The reply must reproduce each line below exactly.

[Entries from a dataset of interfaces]
..............................

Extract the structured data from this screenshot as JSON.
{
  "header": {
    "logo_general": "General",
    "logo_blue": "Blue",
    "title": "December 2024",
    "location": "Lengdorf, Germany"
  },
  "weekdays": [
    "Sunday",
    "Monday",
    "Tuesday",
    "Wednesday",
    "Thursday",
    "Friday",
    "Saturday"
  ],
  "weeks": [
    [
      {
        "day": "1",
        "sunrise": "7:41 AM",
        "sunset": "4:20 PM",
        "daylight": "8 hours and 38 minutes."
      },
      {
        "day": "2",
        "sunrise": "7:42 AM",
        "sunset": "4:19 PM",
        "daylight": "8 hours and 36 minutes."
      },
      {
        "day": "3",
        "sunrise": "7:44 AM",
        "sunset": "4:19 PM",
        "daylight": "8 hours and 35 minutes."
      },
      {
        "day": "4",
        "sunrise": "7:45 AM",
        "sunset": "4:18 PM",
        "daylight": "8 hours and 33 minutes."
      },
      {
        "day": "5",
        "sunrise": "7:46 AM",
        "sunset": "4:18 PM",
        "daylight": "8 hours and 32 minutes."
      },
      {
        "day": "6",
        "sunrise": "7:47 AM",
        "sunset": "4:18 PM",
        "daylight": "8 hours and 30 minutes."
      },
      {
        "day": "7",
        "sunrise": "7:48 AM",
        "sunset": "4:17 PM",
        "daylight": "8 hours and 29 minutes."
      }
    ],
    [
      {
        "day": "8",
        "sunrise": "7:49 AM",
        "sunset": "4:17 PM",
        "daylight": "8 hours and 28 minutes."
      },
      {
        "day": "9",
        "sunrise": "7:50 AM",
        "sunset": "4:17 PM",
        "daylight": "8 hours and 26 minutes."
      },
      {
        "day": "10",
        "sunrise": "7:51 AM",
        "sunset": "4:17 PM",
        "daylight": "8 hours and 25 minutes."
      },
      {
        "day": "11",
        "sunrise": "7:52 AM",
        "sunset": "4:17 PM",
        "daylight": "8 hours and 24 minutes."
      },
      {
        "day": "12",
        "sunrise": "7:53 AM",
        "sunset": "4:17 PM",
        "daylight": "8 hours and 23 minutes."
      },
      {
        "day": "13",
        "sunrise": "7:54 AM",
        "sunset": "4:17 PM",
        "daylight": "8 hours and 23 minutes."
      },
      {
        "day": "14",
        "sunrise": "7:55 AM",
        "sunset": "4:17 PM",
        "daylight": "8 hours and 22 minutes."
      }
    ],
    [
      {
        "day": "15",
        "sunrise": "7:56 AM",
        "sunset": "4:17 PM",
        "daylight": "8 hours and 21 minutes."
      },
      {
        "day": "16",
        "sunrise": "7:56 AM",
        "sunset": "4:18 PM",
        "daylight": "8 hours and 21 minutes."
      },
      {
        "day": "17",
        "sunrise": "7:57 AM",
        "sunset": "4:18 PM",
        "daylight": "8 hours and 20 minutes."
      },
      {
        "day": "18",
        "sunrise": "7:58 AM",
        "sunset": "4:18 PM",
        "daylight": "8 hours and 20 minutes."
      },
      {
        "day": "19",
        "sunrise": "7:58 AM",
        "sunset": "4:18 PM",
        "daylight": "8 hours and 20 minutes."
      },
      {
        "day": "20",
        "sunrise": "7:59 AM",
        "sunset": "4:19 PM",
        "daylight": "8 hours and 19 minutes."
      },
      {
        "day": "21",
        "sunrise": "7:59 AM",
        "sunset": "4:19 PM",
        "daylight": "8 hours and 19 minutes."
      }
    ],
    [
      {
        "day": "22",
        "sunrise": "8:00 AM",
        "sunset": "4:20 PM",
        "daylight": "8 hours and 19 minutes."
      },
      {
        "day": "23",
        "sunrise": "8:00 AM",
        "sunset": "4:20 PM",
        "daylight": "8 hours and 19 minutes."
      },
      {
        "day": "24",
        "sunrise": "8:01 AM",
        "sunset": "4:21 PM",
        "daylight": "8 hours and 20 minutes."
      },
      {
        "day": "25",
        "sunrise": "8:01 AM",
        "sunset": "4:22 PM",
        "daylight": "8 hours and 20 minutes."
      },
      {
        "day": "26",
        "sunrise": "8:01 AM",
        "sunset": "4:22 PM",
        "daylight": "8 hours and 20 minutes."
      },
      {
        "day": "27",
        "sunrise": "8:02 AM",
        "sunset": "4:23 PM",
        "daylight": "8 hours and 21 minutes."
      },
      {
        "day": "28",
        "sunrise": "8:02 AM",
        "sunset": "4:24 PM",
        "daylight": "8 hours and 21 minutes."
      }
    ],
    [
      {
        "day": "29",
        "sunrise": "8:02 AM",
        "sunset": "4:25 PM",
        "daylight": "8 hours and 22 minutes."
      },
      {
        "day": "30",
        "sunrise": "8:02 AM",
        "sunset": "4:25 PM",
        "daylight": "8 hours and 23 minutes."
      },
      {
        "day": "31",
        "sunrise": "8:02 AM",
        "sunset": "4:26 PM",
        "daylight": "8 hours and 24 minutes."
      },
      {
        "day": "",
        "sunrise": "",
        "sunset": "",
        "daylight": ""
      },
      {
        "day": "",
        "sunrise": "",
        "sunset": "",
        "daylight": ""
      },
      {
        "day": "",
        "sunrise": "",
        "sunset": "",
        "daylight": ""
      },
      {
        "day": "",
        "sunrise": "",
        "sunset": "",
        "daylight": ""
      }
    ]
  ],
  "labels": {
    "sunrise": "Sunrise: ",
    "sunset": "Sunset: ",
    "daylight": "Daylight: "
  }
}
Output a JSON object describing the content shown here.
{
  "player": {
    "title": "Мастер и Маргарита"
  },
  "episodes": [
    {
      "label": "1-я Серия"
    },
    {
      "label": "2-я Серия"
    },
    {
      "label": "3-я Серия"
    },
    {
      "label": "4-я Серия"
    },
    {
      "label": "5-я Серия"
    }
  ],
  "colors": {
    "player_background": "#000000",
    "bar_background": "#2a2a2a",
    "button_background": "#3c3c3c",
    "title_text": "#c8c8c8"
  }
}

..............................

> Final answer
Extract the structured data from this screenshot as JSON.
{
  "header": {
    "logo_general": "General",
    "logo_blue": "Blue",
    "title": "December 2024",
    "location": "Lengdorf, Germany"
  },
  "weekdays": [
    "Sunday",
    "Monday",
    "Tuesday",
    "Wednesday",
    "Thursday",
    "Friday",
    "Saturday"
  ],
  "weeks": [
    [
      {
        "day": "1",
        "sunrise": "7:41 AM",
        "sunset": "4:20 PM",
        "daylight": "8 hours and 38 minutes."
      },
      {
        "day": "2",
        "sunrise": "7:42 AM",
        "sunset": "4:19 PM",
        "daylight": "8 hours and 36 minutes."
      },
      {
        "day": "3",
        "sunrise": "7:44 AM",
        "sunset": "4:19 PM",
        "daylight": "8 hours and 35 minutes."
      },
      {
        "day": "4",
        "sunrise": "7:45 AM",
        "sunset": "4:18 PM",
        "daylight": "8 hours and 33 minutes."
      },
      {
        "day": "5",
        "sunrise": "7:46 AM",
        "sunset": "4:18 PM",
        "daylight": "8 hours and 32 minutes."
      },
      {
        "day": "6",
        "sunrise": "7:47 AM",
        "sunset": "4:18 PM",
        "daylight": "8 hours and 30 minutes."
      },
      {
        "day": "7",
        "sunrise": "7:48 AM",
        "sunset": "4:17 PM",
        "daylight": "8 hours and 29 minutes."
      }
    ],
    [
      {
        "day": "8",
        "sunrise": "7:49 AM",
        "sunset": "4:17 PM",
        "daylight": "8 hours and 28 minutes."
      },
      {
        "day": "9",
        "sunrise": "7:50 AM",
        "sunset": "4:17 PM",
        "daylight": "8 hours and 26 minutes."
      },
      {
        "day": "10",
        "sunrise": "7:51 AM",
        "sunset": "4:17 PM",
        "daylight": "8 hours and 25 minutes."
      },
      {
        "day": "11",
        "sunrise": "7:52 AM",
        "sunset": "4:17 PM",
        "daylight": "8 hours and 24 minutes."
      },
      {
        "day": "12",
        "sunrise": "7:53 AM",
        "sunset": "4:17 PM",
        "daylight": "8 hours and 23 minutes."
      },
      {
        "day": "13",
        "sunrise": "7:54 AM",
        "sunset": "4:17 PM",
        "daylight": "8 hours and 23 minutes."
      },
      {
        "day": "14",
        "sunrise": "7:55 AM",
        "sunset": "4:17 PM",
        "daylight": "8 hours and 22 minutes."
      }
    ],
    [
      {
        "day": "15",
        "sunrise": "7:56 AM",
        "sunset": "4:17 PM",
        "daylight": "8 hours and 21 minutes."
      },
      {
        "day": "16",
        "sunrise": "7:56 AM",
        "sunset": "4:18 PM",
        "daylight": "8 hours and 21 minutes."
      },
      {
        "day": "17",
        "sunrise": "7:57 AM",
        "sunset": "4:18 PM",
        "daylight": "8 hours and 20 minutes."
      },
      {
        "day": "18",
        "sunrise": "7:58 AM",
        "sunset": "4:18 PM",
        "daylight": "8 hours and 20 minutes."
      },
      {
        "day": "19",
        "sunrise": "7:58 AM",
        "sunset": "4:18 PM",
        "daylight": "8 hours and 20 minutes."
      },
      {
        "day": "20",
        "sunrise": "7:59 AM",
        "sunset": "4:19 PM",
        "daylight": "8 hours and 19 minutes."
      },
      {
        "day": "21",
        "sunrise": "7:59 AM",
        "sunset": "4:19 PM",
        "daylight": "8 hours and 19 minutes."
      }
    ],
    [
      {
        "day": "22",
        "sunrise": "8:00 AM",
        "sunset": "4:20 PM",
        "daylight": "8 hours and 19 minutes."
      },
      {
        "day": "23",
        "sunrise": "8:00 AM",
        "sunset": "4:20 PM",
        "daylight": "8 hours and 19 minutes."
      },
      {
        "day": "24",
        "sunrise": "8:01 AM",
        "sunset": "4:21 PM",
        "daylight": "8 hours and 20 minutes."
      },
      {
        "day": "25",
        "sunrise": "8:01 AM",
        "sunset": "4:22 PM",
        "daylight": "8 hours and 20 minutes."
      },
      {
        "day": "26",
        "sunrise": "8:01 AM",
        "sunset": "4:22 PM",
        "daylight": "8 hours and 20 minutes."
      },
      {
        "day": "27",
        "sunrise": "8:02 AM",
        "sunset": "4:23 PM",
        "daylight": "8 hours and 21 minutes."
      },
      {
        "day": "28",
        "sunrise": "8:02 AM",
        "sunset": "4:24 PM",
        "daylight": "8 hours and 21 minutes."
      }
    ],
    [
      {
        "day": "29",
        "sunrise": "8:02 AM",
        "sunset": "4:25 PM",
        "daylight": "8 hours and 22 minutes."
      },
      {
        "day": "30",
        "sunrise": "8:02 AM",
        "sunset": "4:25 PM",
        "daylight": "8 hours and 23 minutes."
      },
      {
        "day": "31",
        "sunrise": "8:02 AM",
        "sunset": "4:26 PM",
        "daylight": "8 hours and 24 minutes."
      },
      {
        "day": "",
        "sunrise": "",
        "sunset": "",
        "daylight": ""
      },
      {
        "day": "",
        "sunrise": "",
        "sunset": "",
        "daylight": ""
      },
      {
        "day": "",
        "sunrise": "",
        "sunset": "",
        "daylight": ""
      },
      {
        "day": "",
        "sunrise": "",
        "sunset": "",
        "daylight": ""
      }
    ]
  ],
  "labels": {
    "sunrise": "Sunrise: ",
    "sunset": "Sunset: ",
    "daylight": "Daylight: "
  }
}
Output a JSON object describing the content shown here.
{
  "player": {
    "title": "Мастер и Маргарита"
  },
  "episodes": [
    {
      "label": "1-я Серия"
    },
    {
      "label": "2-я Серия"
    },
    {
      "label": "3-я Серия"
    },
    {
      "label": "4-я Серия"
    },
    {
      "label": "5-я Серия"
    }
  ],
  "colors": {
    "player_background": "#000000",
    "bar_background": "#2a2a2a",
    "button_background": "#3c3c3c",
    "title_text": "#c8c8c8"
  }
}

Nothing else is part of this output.